In addition, Borders is gone. The company I've worked for has closed two stores in our metro area, and opened one new one. People - customers and staff alike - wonder if bookstores can remain viable. It is unsettling.

Bookstores, at least the one I work for, seem to be in the middle of an identity crisis. They need to figure out what they want and need to be.

I love books. I LOVE books. I love being around them, I love talking and writing about them.

And I have loved working in a bookstore. But recently, working in a bookstore (for me, all I can say is how it's been for me), has become less about the joy of books and reading and more about trying to struggle through a shift.

I have felt as though I've been on the front lines, spending less time talking about actual books with people, and more time explaining changes and policies - why our stores closed (leases were up, we opened a new store), whether the store I'm currently in is going to close (not that we know), why are books cheaper online (less overhead, buying them here means you get to come in and have customer service and carpets and lights and bathrooms and chairs), and how do you use a Nook anyway?

Changes in the bookstore industry, as well as the climate of my individual store brought me to my decision to leave.

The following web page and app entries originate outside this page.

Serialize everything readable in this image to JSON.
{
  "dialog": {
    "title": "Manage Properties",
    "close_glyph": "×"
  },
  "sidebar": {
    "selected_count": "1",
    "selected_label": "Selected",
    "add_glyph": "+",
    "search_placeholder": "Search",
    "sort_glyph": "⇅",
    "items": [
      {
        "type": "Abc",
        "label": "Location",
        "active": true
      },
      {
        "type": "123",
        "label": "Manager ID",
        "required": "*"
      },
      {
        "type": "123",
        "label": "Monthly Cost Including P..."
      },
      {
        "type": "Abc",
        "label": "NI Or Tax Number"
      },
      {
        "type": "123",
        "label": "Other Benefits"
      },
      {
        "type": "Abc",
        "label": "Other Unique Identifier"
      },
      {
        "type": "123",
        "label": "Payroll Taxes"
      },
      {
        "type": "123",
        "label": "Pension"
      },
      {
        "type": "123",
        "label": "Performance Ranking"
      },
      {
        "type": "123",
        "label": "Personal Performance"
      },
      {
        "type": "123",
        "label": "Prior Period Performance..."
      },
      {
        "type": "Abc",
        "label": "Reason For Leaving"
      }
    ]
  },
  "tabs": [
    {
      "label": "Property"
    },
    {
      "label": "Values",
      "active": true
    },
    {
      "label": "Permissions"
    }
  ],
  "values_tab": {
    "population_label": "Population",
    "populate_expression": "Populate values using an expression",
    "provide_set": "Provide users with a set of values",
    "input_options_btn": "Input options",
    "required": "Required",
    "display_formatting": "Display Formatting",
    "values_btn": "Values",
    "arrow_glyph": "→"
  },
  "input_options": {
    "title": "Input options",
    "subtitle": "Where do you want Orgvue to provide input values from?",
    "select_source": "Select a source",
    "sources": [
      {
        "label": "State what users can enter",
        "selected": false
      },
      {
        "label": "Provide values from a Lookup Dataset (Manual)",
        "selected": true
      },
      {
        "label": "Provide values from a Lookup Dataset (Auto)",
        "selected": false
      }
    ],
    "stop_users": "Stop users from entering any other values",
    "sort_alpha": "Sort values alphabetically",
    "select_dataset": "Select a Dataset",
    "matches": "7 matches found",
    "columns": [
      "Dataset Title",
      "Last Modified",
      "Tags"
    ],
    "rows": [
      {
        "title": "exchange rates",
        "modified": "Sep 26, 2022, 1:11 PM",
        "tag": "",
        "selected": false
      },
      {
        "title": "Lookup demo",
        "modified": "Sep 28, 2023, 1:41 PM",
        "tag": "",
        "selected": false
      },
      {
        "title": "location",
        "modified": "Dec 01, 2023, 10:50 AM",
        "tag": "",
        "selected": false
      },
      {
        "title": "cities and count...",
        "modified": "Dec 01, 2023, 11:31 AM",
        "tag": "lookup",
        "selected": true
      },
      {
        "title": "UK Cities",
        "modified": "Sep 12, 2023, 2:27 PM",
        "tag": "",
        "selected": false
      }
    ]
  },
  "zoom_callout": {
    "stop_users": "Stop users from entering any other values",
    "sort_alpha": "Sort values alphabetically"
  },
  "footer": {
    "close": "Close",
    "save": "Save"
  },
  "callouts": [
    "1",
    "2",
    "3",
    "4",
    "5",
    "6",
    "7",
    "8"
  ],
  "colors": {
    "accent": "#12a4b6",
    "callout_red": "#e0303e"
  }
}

Even though I've been with this company for almost ten years and worked in four different stores, it is time for me to move on.

This decision to leave is more about me choosing which dime on which to turn my life, rather than leaving the dime turning to fate.

Even though I chose this dime, I am having a lot of feelings today...sadness to say good-bye to some great co-workers, sadness not to be around the books on a daily basis, sadness maybe even that I want to leave, as well as being a little on edge about all the changes for me personally (I start a brand new job tomorrow!).

Part of the decision about leaving the bookstore has been wondering what that means for me and this blog. I've really enjoyed it, but wondered if me not being at the bookstore makes the blog less appealing, or that I would have less of a draw. That has been scary and sad for me as well.

However, leaving employment at the bookstore doesn't mean I won't still read or write about books (or maybe even write another book!). I'm just not sure what it will all look like yet!

I invite you to stay tuned and see what happens!

Thanks for stopping by the blog. You can send email to: 2of3Rs(AT)gmail(DOT)com. Or check out the blog's facebook page, NOT The New York Times Book Review. Happy reading!